TASK OBJECTIVE: Search the entries below for "handle". Report each line where it occurs.

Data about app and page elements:
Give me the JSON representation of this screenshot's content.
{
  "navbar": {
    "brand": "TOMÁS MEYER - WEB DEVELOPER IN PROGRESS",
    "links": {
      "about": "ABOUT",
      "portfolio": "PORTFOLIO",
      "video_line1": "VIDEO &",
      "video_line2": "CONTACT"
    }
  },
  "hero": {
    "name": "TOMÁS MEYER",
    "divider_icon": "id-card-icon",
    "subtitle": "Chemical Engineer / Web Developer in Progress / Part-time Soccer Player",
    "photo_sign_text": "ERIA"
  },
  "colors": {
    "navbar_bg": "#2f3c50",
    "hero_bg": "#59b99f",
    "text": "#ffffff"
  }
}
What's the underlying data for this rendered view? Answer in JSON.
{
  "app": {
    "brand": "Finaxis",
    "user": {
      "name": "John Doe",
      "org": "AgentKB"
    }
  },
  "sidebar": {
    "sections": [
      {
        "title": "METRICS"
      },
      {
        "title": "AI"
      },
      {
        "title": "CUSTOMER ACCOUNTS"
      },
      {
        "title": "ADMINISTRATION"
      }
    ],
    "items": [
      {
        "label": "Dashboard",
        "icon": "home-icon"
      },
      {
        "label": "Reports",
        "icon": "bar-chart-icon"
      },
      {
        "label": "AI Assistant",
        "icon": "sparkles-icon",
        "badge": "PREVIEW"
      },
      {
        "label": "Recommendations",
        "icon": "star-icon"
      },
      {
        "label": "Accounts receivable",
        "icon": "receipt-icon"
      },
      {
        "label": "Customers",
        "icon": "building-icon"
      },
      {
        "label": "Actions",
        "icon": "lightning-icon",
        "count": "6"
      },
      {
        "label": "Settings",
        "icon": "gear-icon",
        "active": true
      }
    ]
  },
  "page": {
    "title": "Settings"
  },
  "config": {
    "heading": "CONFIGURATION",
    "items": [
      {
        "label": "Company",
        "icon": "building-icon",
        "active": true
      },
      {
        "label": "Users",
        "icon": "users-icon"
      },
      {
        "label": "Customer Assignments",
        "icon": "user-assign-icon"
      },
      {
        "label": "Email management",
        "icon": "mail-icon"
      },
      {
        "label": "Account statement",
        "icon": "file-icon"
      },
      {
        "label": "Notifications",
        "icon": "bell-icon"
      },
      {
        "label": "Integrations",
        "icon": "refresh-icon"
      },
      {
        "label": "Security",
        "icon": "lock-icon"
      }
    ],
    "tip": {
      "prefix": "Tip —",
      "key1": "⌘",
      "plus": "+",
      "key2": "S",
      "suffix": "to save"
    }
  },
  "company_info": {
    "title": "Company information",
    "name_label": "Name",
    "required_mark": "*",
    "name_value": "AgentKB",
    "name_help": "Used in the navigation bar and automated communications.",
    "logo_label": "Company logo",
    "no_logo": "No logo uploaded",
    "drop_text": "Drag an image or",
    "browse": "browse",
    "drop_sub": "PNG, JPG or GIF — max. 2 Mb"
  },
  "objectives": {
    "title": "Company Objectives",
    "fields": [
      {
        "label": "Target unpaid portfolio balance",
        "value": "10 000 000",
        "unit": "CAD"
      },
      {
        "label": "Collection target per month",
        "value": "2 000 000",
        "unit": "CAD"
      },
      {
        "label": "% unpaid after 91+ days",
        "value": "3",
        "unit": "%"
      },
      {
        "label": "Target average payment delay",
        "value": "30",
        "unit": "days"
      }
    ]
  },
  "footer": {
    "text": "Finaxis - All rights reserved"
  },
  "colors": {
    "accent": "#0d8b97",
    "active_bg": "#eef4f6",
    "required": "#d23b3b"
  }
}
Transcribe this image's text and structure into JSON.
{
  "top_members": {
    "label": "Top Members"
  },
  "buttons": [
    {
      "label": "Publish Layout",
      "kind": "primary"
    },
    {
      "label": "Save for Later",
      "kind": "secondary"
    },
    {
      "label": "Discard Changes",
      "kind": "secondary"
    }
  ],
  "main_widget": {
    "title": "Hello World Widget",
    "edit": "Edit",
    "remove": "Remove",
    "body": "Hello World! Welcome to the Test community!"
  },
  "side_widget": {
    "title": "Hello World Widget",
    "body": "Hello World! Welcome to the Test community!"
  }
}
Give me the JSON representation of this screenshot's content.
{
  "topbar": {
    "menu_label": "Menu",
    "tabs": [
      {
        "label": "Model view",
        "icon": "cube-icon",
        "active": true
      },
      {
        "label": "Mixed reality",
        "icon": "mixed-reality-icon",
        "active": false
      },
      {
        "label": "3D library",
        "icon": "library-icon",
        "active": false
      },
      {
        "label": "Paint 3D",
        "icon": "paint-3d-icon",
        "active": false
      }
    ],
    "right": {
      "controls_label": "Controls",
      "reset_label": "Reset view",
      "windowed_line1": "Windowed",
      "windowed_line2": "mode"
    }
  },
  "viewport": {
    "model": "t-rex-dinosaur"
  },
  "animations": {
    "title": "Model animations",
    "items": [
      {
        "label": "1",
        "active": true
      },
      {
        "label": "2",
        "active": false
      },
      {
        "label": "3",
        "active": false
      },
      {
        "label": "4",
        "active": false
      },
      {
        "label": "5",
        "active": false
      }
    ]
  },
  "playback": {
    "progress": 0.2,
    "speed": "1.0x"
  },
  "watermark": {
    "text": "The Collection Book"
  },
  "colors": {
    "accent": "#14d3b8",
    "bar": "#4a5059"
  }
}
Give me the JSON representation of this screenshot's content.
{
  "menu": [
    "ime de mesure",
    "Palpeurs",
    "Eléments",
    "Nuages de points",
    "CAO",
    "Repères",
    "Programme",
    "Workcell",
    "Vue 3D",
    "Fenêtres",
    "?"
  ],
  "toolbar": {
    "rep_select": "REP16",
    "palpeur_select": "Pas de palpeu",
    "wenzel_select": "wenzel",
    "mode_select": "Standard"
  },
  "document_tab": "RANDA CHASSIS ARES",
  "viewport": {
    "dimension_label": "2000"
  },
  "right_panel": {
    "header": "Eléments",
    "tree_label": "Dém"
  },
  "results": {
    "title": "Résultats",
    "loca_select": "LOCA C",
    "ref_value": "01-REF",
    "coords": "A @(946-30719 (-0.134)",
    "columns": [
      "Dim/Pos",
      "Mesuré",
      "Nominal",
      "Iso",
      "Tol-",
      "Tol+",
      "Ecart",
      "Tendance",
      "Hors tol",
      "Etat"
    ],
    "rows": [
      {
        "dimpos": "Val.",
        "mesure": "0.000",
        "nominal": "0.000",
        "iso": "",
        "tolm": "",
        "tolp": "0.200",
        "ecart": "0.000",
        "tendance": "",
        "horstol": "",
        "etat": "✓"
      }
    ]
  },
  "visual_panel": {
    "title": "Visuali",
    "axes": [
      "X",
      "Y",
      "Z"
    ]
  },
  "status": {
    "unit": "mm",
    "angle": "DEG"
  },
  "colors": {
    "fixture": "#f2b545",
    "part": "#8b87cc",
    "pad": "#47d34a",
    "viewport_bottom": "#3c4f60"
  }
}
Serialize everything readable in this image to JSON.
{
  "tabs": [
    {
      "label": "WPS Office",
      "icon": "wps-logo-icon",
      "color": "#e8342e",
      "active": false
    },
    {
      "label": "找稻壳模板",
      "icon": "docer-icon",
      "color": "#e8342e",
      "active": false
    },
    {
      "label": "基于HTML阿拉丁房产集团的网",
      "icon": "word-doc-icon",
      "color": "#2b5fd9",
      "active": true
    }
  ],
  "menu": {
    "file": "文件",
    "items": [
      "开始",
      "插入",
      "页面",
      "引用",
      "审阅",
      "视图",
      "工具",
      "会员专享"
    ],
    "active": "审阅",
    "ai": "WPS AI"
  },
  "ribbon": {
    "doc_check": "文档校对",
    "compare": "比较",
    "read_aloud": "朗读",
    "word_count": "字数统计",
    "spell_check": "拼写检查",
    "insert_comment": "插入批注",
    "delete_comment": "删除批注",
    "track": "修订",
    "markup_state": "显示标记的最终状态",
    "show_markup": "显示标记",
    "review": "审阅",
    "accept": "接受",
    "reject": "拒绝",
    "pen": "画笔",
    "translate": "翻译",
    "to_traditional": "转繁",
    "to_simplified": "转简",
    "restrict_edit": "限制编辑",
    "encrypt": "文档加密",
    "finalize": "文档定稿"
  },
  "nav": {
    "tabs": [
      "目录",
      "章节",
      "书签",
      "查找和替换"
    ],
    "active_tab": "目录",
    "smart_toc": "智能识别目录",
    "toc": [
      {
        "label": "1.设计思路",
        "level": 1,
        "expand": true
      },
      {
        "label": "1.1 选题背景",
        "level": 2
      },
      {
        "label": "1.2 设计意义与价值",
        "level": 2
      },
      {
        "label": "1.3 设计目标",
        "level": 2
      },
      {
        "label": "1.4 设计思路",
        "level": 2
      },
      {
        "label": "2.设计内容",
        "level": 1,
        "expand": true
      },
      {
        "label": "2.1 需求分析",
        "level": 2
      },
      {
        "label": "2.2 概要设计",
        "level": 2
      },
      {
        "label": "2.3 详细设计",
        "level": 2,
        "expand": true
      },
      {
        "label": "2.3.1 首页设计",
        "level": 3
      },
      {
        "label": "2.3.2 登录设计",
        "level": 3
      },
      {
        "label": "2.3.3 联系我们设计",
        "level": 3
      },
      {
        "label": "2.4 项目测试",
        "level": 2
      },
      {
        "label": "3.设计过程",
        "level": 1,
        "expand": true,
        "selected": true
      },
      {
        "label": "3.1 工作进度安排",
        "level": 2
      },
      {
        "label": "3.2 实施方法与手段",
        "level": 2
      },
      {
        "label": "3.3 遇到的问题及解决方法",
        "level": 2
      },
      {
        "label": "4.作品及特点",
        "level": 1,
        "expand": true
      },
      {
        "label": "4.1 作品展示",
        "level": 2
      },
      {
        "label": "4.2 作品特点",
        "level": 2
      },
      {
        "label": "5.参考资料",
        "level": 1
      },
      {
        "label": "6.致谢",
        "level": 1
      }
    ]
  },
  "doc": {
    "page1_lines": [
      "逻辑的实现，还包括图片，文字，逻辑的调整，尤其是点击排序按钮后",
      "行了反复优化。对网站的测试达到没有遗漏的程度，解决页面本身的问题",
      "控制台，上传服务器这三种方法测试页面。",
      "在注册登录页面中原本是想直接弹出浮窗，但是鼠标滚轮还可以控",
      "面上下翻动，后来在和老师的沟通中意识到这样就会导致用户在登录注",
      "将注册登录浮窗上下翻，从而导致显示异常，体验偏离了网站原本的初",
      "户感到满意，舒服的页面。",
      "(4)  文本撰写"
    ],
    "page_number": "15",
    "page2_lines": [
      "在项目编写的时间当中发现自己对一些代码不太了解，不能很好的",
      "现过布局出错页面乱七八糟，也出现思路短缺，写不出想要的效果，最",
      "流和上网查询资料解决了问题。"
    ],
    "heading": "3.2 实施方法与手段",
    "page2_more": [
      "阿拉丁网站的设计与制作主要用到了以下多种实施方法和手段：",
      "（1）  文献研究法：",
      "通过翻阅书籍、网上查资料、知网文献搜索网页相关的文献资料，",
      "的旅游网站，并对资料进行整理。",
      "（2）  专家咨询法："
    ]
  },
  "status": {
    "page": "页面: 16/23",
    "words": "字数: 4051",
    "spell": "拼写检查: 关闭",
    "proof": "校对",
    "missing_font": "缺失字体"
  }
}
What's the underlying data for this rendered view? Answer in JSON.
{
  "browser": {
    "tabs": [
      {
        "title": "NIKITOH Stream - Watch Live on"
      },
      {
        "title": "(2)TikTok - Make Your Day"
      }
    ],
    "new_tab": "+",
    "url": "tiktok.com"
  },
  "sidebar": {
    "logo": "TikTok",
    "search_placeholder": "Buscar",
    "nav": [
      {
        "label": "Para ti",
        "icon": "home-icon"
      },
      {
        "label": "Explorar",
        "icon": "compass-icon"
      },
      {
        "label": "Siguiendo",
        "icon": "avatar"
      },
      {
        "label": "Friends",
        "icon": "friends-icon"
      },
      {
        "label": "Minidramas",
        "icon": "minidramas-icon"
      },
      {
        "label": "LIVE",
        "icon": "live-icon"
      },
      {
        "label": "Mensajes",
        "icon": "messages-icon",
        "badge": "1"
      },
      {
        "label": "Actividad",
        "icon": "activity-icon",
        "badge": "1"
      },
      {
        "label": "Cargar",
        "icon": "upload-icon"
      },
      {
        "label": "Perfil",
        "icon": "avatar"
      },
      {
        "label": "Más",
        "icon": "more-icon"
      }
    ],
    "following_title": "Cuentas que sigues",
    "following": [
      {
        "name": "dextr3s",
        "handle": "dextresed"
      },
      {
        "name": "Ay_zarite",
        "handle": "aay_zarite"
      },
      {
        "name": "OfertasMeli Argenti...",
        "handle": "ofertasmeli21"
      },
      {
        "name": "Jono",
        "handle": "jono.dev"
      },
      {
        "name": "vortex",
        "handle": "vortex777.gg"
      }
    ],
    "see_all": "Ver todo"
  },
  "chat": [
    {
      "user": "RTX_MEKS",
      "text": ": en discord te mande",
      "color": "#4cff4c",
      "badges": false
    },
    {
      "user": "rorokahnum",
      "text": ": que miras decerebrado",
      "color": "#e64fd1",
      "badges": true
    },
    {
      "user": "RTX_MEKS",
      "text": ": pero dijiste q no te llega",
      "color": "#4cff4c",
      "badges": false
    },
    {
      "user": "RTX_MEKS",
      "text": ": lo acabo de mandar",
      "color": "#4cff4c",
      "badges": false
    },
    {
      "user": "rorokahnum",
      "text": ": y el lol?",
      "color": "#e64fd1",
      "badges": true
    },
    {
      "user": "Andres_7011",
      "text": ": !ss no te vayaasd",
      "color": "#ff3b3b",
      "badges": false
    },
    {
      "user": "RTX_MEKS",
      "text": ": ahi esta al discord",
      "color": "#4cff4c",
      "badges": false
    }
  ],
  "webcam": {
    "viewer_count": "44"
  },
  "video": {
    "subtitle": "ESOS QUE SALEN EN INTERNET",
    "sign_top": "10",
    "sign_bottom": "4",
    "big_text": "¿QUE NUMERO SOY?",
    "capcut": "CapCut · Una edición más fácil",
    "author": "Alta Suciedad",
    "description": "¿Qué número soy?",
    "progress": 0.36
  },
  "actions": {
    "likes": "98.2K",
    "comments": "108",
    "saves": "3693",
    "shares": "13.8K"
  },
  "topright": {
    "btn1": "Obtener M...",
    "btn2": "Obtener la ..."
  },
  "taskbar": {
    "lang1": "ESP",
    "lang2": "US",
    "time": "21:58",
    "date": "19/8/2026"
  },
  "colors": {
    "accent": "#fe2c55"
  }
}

COMPLETED EXERCISE:
        "handle": "dextresed"
        "handle": "aay_zarite"
        "handle": "ofertasmeli21"
        "handle": "jono.dev"
        "handle": "vortex777.gg"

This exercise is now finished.